=== TASK BRIEF ===
Search the listing for "title" and copy every line where it appears.

=== SUPPLIED MATERIAL ===
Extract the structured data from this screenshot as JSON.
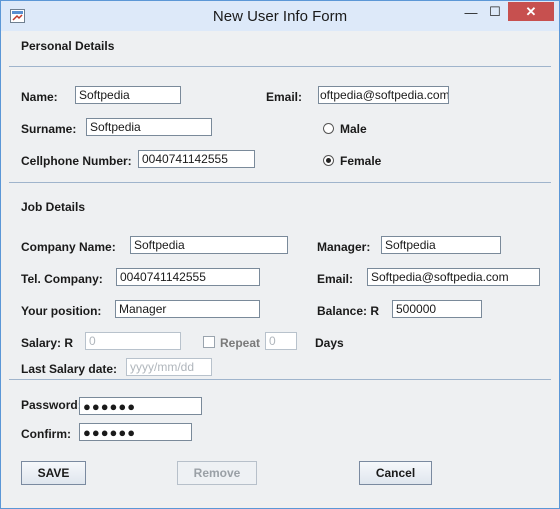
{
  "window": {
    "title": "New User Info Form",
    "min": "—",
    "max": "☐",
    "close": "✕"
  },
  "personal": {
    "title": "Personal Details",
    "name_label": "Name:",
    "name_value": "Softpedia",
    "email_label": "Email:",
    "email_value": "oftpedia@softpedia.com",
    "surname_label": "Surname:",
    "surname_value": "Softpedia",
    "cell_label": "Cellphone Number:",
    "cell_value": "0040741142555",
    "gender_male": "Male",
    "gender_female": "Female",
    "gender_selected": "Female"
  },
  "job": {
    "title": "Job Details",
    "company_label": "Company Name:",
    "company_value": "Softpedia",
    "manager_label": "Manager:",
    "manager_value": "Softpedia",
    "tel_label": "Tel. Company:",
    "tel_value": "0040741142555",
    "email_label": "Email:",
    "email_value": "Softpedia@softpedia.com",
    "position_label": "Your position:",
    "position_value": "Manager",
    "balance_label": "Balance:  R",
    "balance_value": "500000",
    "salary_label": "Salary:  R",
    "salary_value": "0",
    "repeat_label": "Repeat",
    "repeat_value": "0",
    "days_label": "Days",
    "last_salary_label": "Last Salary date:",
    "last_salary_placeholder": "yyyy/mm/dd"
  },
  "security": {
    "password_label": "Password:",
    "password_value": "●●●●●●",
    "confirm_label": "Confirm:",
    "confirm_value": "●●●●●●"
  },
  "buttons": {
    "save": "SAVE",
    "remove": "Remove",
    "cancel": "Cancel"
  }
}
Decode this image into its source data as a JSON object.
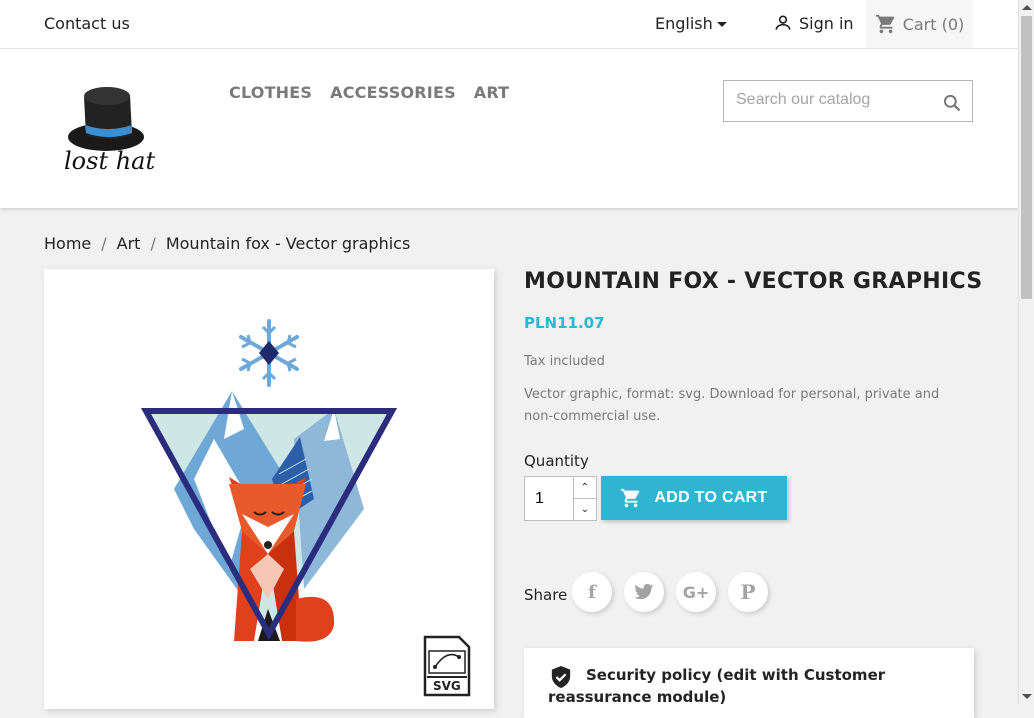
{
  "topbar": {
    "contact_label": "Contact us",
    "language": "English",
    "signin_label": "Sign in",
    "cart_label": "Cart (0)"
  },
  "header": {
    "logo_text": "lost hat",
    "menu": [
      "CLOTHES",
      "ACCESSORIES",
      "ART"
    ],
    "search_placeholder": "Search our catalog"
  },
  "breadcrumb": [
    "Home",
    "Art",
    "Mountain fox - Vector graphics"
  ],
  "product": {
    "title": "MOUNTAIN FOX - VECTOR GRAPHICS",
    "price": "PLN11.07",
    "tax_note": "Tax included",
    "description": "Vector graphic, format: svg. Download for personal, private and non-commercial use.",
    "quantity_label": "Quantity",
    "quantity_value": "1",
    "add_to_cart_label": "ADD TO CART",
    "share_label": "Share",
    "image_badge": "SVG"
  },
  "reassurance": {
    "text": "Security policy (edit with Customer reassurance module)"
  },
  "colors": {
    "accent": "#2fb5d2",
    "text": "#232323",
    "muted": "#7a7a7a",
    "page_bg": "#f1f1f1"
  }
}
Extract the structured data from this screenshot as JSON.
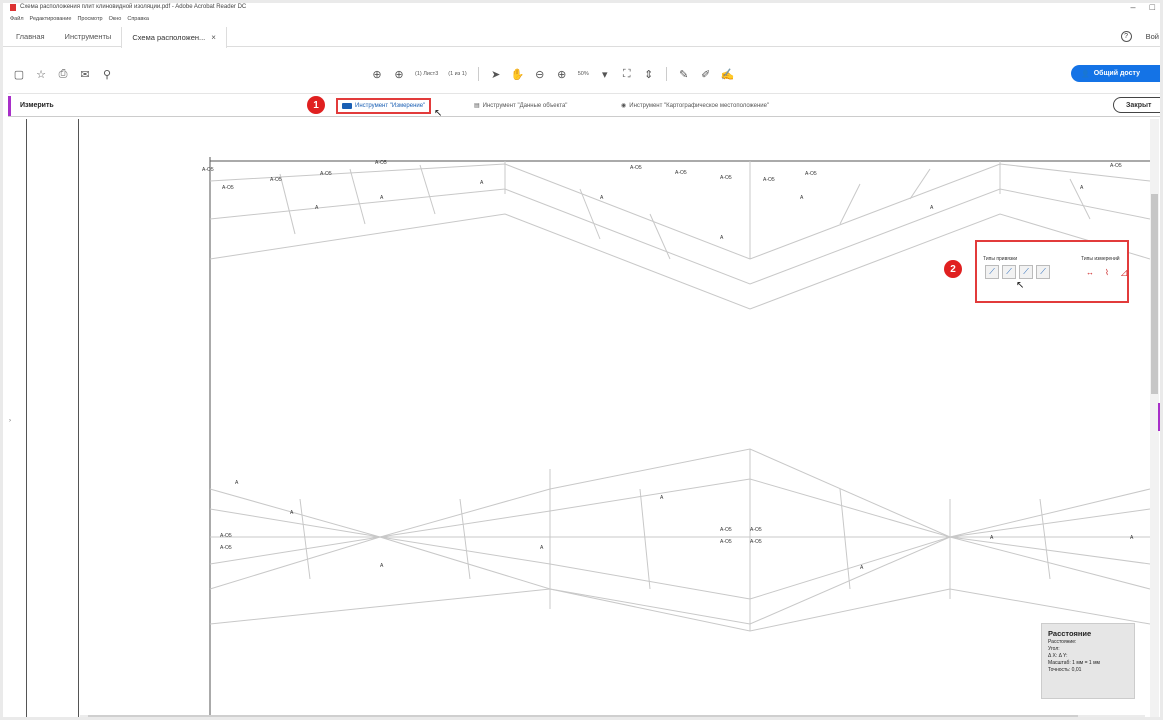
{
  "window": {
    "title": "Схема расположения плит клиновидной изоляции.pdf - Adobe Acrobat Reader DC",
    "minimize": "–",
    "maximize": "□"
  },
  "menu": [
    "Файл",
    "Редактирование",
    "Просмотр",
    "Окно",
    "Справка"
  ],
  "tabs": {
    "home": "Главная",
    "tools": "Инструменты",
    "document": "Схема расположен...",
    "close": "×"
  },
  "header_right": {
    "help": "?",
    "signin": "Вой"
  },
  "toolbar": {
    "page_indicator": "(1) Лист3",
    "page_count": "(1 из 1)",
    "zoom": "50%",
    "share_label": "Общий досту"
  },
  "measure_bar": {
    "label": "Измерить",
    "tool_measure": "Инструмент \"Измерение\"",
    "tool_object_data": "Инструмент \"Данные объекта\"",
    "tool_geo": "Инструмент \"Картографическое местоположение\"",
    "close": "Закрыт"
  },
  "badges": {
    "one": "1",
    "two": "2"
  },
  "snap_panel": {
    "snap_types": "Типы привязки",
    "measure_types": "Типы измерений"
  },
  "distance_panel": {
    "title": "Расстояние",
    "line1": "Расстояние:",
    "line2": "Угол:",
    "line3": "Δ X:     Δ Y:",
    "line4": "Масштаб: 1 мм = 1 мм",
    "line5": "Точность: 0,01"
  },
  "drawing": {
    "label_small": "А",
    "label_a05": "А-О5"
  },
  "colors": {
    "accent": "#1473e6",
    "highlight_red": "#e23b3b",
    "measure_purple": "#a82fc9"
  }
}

=== EXERCISE RESPONSE ===
    "title": "New User Info Form",
    "title": "Personal Details",
    "title": "Job Details",
    "title": "MOUNTAIN FOX - VECTOR GRAPHICS",
    "title": "Схема расположения плит клиновидной изоляции.pdf - Adobe Acrobat Reader DC",
    "title": "Расстояние",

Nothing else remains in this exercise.